On Friday evening at 7:00PM the local writing group, the Science Fiction Writers and Cake Appreciation Society, will be reading stories in the lobby. There will, of course, also be cake.

I will be reading a short story. I am not yet nervous, but it is only Wednesday.

Con*Stellation XXX: Corona Borealis

Another long-missed opportunity that my hometown has offered for years – a science fiction convention! 2011 is the first time that I have known about, and as a result have attended, my local science fiction convention. It is put on by North Alabama Science Fiction Association (NASFA), and has been running for thirty years now.

On Friday afternoon I picked up my convention badge. Somehow the spellings never quite seem to work out for me. But the alternatives always sound cooler than my real name.

The Guest of Honor for this year’s convention was Gene Wolfe. Gene Wolfe! He’s sitting in the middle of the table in this picture taken during the Opening Ceremonies. To the left is Guest of Honor Artist, Lubov. On the left end of the table is Master of Ceremonies, Stephanie Osborn. To the right is Gay Haldeman, Fan Guest of Honor, and her husband, Joe Haldeman.

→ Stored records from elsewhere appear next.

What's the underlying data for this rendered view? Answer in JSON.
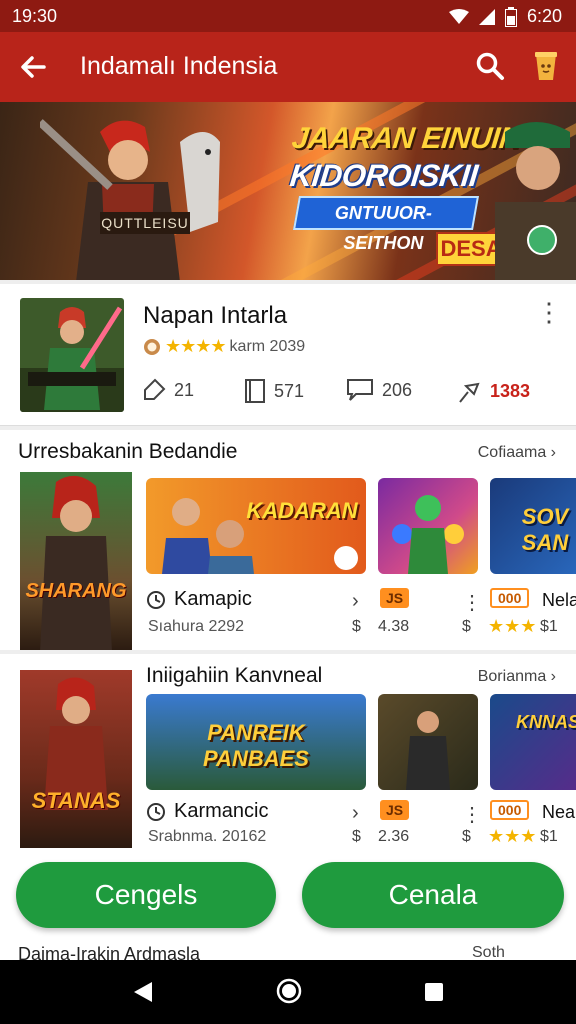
{
  "status_bar": {
    "time": "19:30",
    "clock": "6:20"
  },
  "app_bar": {
    "title": "Indamalı Indensia"
  },
  "hero": {
    "title_line1": "JAARAN EINUIN",
    "title_line2": "KIDOROISKII",
    "subtitle": "GNTUUOR-SEITHON",
    "cta": "DESAN",
    "tag": "QUTTLEISU"
  },
  "detail": {
    "name": "Napan Intarla",
    "rating_stars": "★★★★",
    "rating_text": "karm 2039",
    "stats": [
      {
        "icon": "tag-icon",
        "value": "21"
      },
      {
        "icon": "book-icon",
        "value": "571"
      },
      {
        "icon": "chat-icon",
        "value": "206"
      },
      {
        "icon": "pin-icon",
        "value": "1383"
      }
    ]
  },
  "section1": {
    "heading": "Urresbakanin Bedandie",
    "link": "Cofiaama",
    "poster_label": "SHARANG",
    "tile1_label": "KADARAN",
    "tile3_label": "SOV SAN",
    "item_title": "Kamapic",
    "item_sub": "Sıahura 2292",
    "price1": "4.38",
    "badge1": "JS",
    "badge2": "000",
    "name2": "Nela",
    "stars2": "★★★",
    "price2": "$1"
  },
  "section2": {
    "heading": "Iniigahiin Kanvneal",
    "link": "Borianma",
    "poster_label": "STANAS",
    "tile1_label": "PANREIK PANBAES",
    "tile3_label": "KNNAS",
    "item_title": "Karmancic",
    "item_sub": "Srabnma. 20162",
    "price1": "2.36",
    "badge1": "JS",
    "badge2": "000",
    "name2": "Neal",
    "stars2": "★★★",
    "price2": "$1"
  },
  "buttons": {
    "left": "Cengels",
    "right": "Cenala"
  },
  "peek": {
    "left": "Daima-Irakin Ardmasla",
    "right": "Soth"
  },
  "colors": {
    "app_bar": "#b8241a",
    "status_bar": "#8e1a12",
    "button_green": "#1f9b3e",
    "star": "#f4b400",
    "badge_orange": "#ff8f1f"
  }
}
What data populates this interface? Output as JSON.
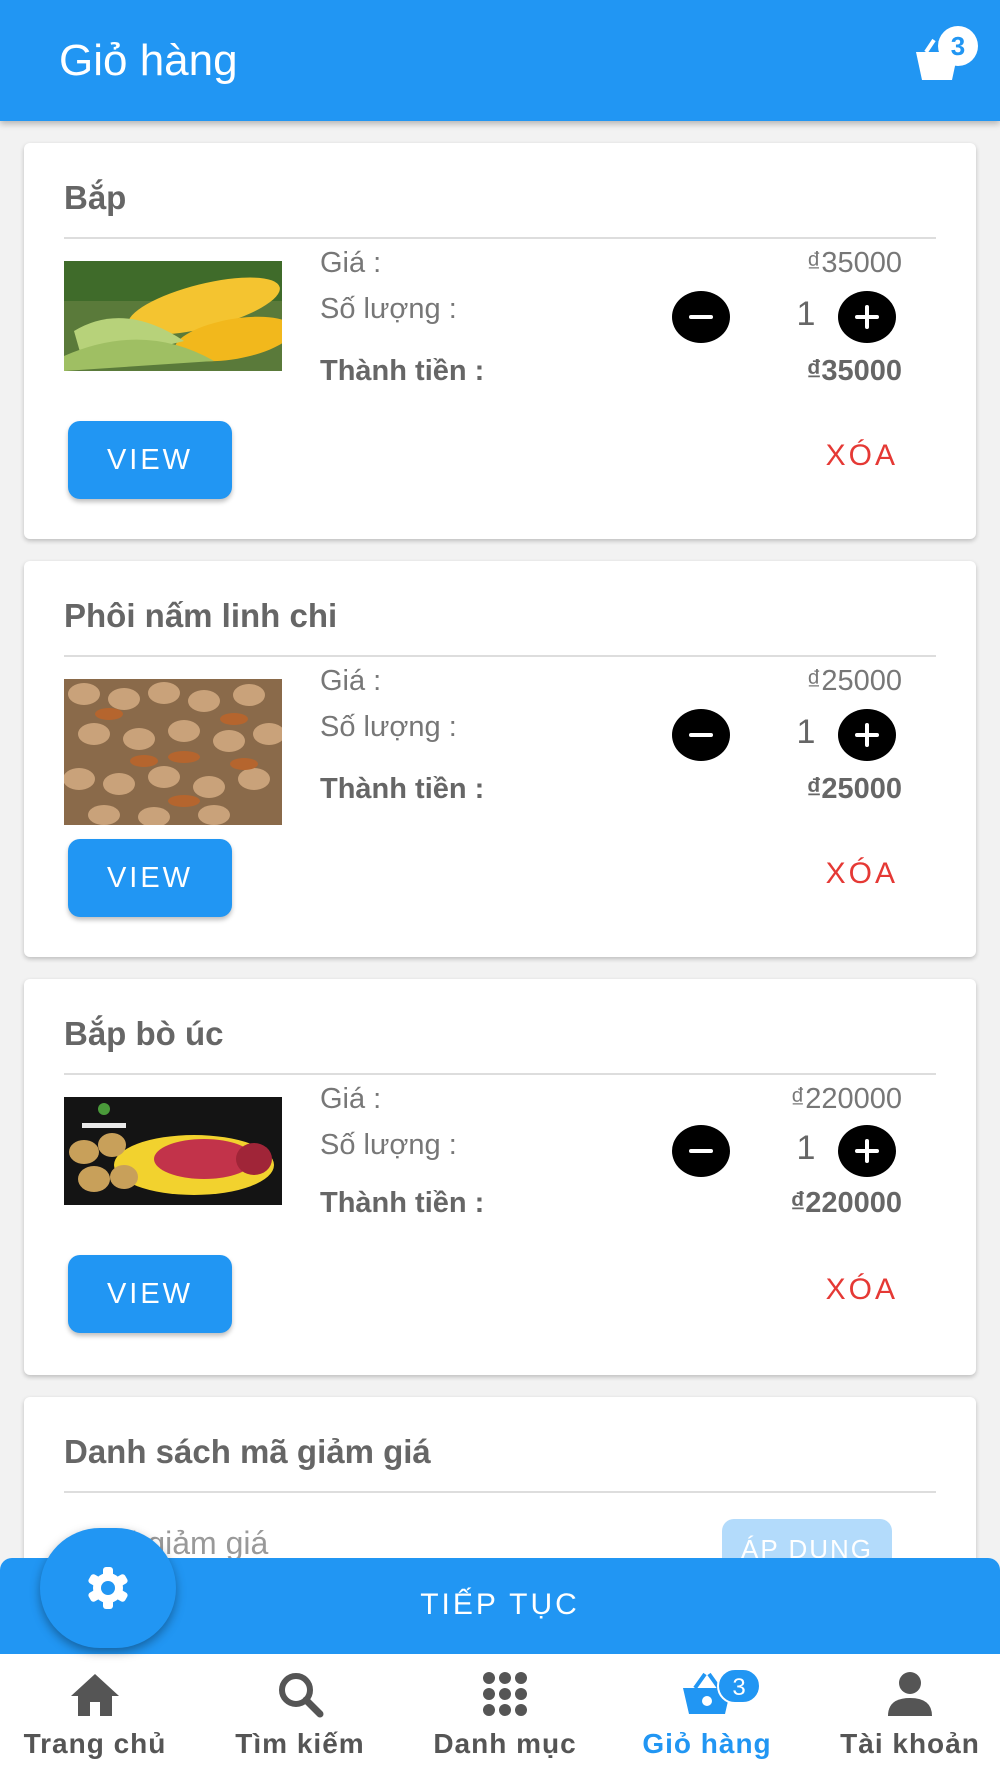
{
  "app_bar": {
    "title": "Giỏ hàng",
    "cart_badge": "3"
  },
  "cart_items": [
    {
      "name": "Bắp",
      "price_label": "Giá :",
      "price": "₫35000",
      "qty_label": "Số lượng :",
      "qty": "1",
      "total_label": "Thành tiền :",
      "total": "₫35000",
      "view_label": "VIEW",
      "delete_label": "XÓA"
    },
    {
      "name": "Phôi nấm linh chi",
      "price_label": "Giá :",
      "price": "₫25000",
      "qty_label": "Số lượng :",
      "qty": "1",
      "total_label": "Thành tiền :",
      "total": "₫25000",
      "view_label": "VIEW",
      "delete_label": "XÓA"
    },
    {
      "name": "Bắp bò úc",
      "price_label": "Giá :",
      "price": "₫220000",
      "qty_label": "Số lượng :",
      "qty": "1",
      "total_label": "Thành tiền :",
      "total": "₫220000",
      "view_label": "VIEW",
      "delete_label": "XÓA"
    }
  ],
  "coupon": {
    "title": "Danh sách mã giảm giá",
    "placeholder": "Mã giảm giá",
    "apply_label": "ÁP DỤNG"
  },
  "continue_label": "TIẾP TỤC",
  "bottom_nav": [
    {
      "label": "Trang chủ",
      "icon": "home-icon"
    },
    {
      "label": "Tìm kiếm",
      "icon": "search-icon"
    },
    {
      "label": "Danh mục",
      "icon": "grid-icon"
    },
    {
      "label": "Giỏ hàng",
      "icon": "basket-icon",
      "badge": "3",
      "active": true
    },
    {
      "label": "Tài khoản",
      "icon": "user-icon"
    }
  ],
  "colors": {
    "primary": "#2196f3",
    "danger": "#e53935"
  }
}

Gay and Joe Haldeman were an awesome duo. Gay handled panels with deftness and wit and humor. Lubov kept appearing near me at random times during the convention, always wearing beautiful skirts and tops that seemed like she had plucked them from her paintings.

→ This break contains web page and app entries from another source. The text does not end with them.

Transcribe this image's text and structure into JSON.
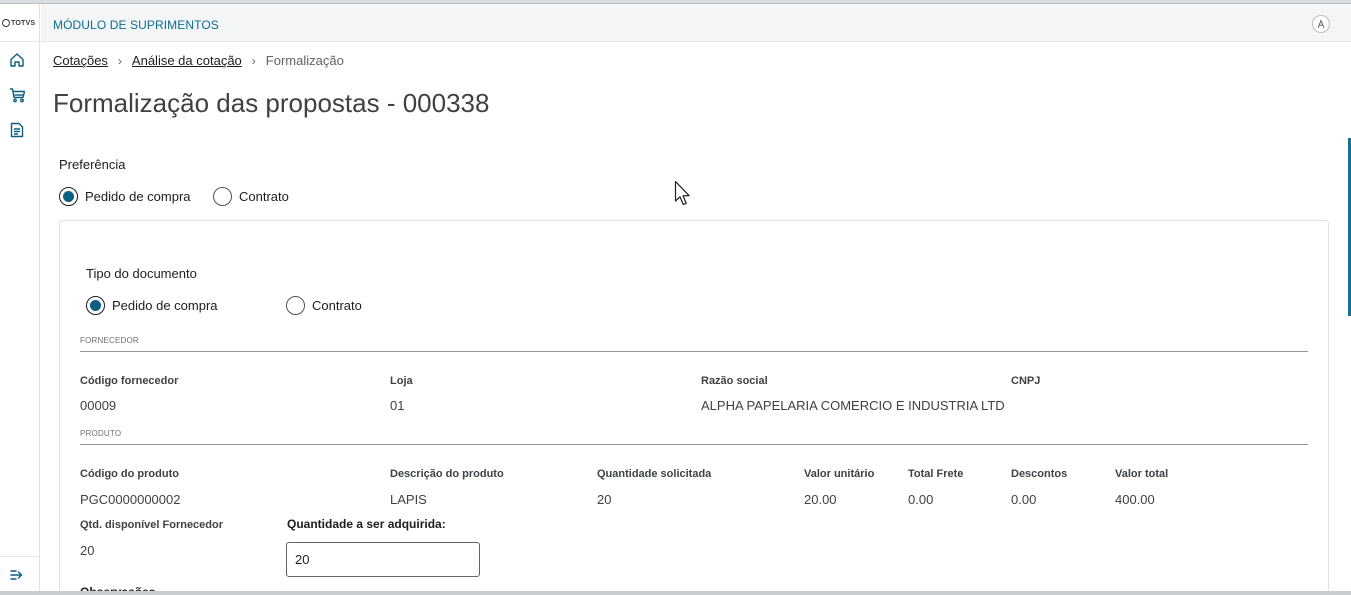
{
  "app": {
    "logo_text": "TOTVS",
    "module_title": "MÓDULO DE SUPRIMENTOS",
    "avatar_label": "A"
  },
  "sidebar": {
    "items": [
      {
        "icon": "home-icon"
      },
      {
        "icon": "cart-icon"
      },
      {
        "icon": "document-icon"
      }
    ],
    "collapse_icon": "collapse-menu-icon"
  },
  "breadcrumb": {
    "items": [
      "Cotações",
      "Análise da cotação"
    ],
    "current": "Formalização"
  },
  "page_title": "Formalização das propostas - 000338",
  "preferencia": {
    "label": "Preferência",
    "options": [
      "Pedido de compra",
      "Contrato"
    ],
    "selected": "Pedido de compra"
  },
  "tipo_documento": {
    "label": "Tipo do documento",
    "options": [
      "Pedido de compra",
      "Contrato"
    ],
    "selected": "Pedido de compra"
  },
  "fornecedor": {
    "section_label": "FORNECEDOR",
    "fields": [
      {
        "label": "Código fornecedor",
        "value": "00009"
      },
      {
        "label": "Loja",
        "value": "01"
      },
      {
        "label": "Razão social",
        "value": "ALPHA PAPELARIA COMERCIO E INDUSTRIA LTD"
      },
      {
        "label": "CNPJ",
        "value": ""
      }
    ]
  },
  "produto": {
    "section_label": "PRODUTO",
    "fields": [
      {
        "label": "Código do produto",
        "value": "PGC0000000002"
      },
      {
        "label": "Descrição do produto",
        "value": "LAPIS"
      },
      {
        "label": "Quantidade solicitada",
        "value": "20"
      },
      {
        "label": "Valor unitário",
        "value": "20.00"
      },
      {
        "label": "Total Frete",
        "value": "0.00"
      },
      {
        "label": "Descontos",
        "value": "0.00"
      },
      {
        "label": "Valor total",
        "value": "400.00"
      }
    ],
    "qtd_disponivel": {
      "label": "Qtd. disponível Fornecedor",
      "value": "20"
    },
    "quantidade_adquirida": {
      "label": "Quantidade a ser adquirida:",
      "value": "20"
    }
  },
  "observacoes_label": "Observações",
  "colors": {
    "accent": "#0c6d8e",
    "radio_selected": "#0c5f80",
    "scroll_thumb": "#1d6f93"
  }
}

And Gene Wolfe! He was delightful. He told wonderful stories and anecdotes on the panels, and a few in the hallways too. He gave a reading from his current project,The Land Across.

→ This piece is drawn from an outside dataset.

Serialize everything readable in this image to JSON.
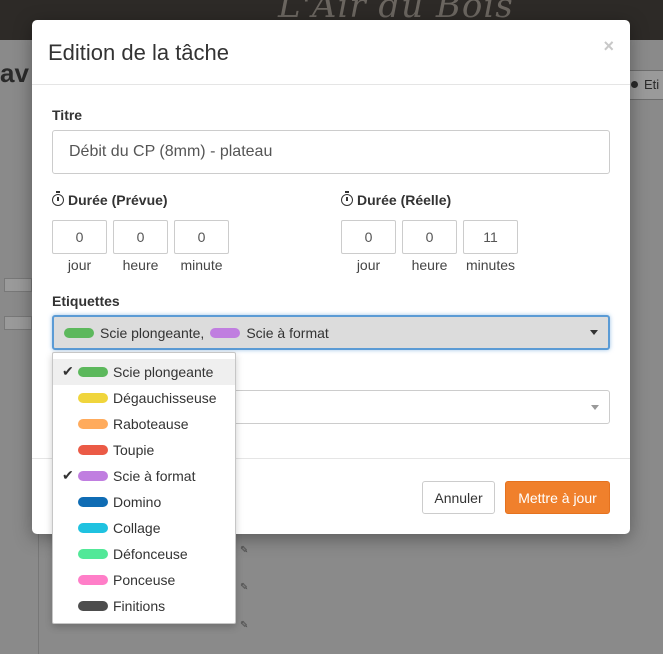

On the last day of the convention, there was an author signing. I had brought my copy of The Fifth Head of Cerberus. I’d been trying to work up the courage to talk to him all weekend.

He asked me if it was my copy, and he said it was in wonderful condition for such an old edition. He signed my copy of his book, and I gushed for a minute about how much I liked his writing.

Yay Gene Wolfe! I’m so glad I had the chance to meet him.

Con*Stellation also had a nice Art Room. There were probably twenty or so artists that had art for sale. They had a great range of art, from amigurumi cthulhu to an original painting by Lubov.

There was an amazing Martian landscape, “Oasis on Mars”, by F.R. Amthor. I made the mistake of waiting to buy it. On Sunday morning I came to the con ready to take it home, but someone else had purchased it.

 There was one print that I fell in love with and bought right away (presented here by Furball):


“Hero Worship” by Sarah Clemens.

There’s a little card in the corner of the print that says, “It brings a tear to their eyes to see The Big Guy stomp Tokyo”. I love the wistful look in the dragon’s eyes, and the cunning in the cat’s.

Each year the convention has a kind of patron saint constellation. This year it was the Corona Borealis. The t-shirt art is done by the same artist every year, and it is a tradition for regular con-goers to wear the t-shirts of Con*Stellations past. One of my favorite past-con t-shirts was an aquamarine shirt with Delphinus.

In the dealer room, I successfully kept myself from buying a Star Trek plate painted with the Enterprise sailing into a nebula. I don’t have a good place to display it at the moment without the fear of a cat knocking it over. But someday I will have a china hutch with a few antiques I have inherited. And some Star Trek plates. It is going to be awesome.

I learned how to play the Eleminis  card game, and bought a set to play with my brother. I bought a copy of Tales from a Goth Librarian from Kimberly Richardson. And, I bought these:

Yes. SeaQuest badges. Aren’t they awesome?

Con*Stellation was a great small convention. There weren’t so many people there that I got overwhelmed with agoraphobia (well, except for once during the Friday night mingle session where everyone was in a small room). And the Guests of Honor were always visible hanging out at the panels, in the hallways, on the sofa in the lobby. I talked to some people I had never met before and came away feeling a recharge in my sense of science fiction community.

My dream is to go to the World Fantasy Convention within the next few years, but whether or not I can go, I’m glad that I’ll be able to attend my extremely awesome local science fiction convention. My many thanks to NASFA for all of the great work they did to make the convention happen!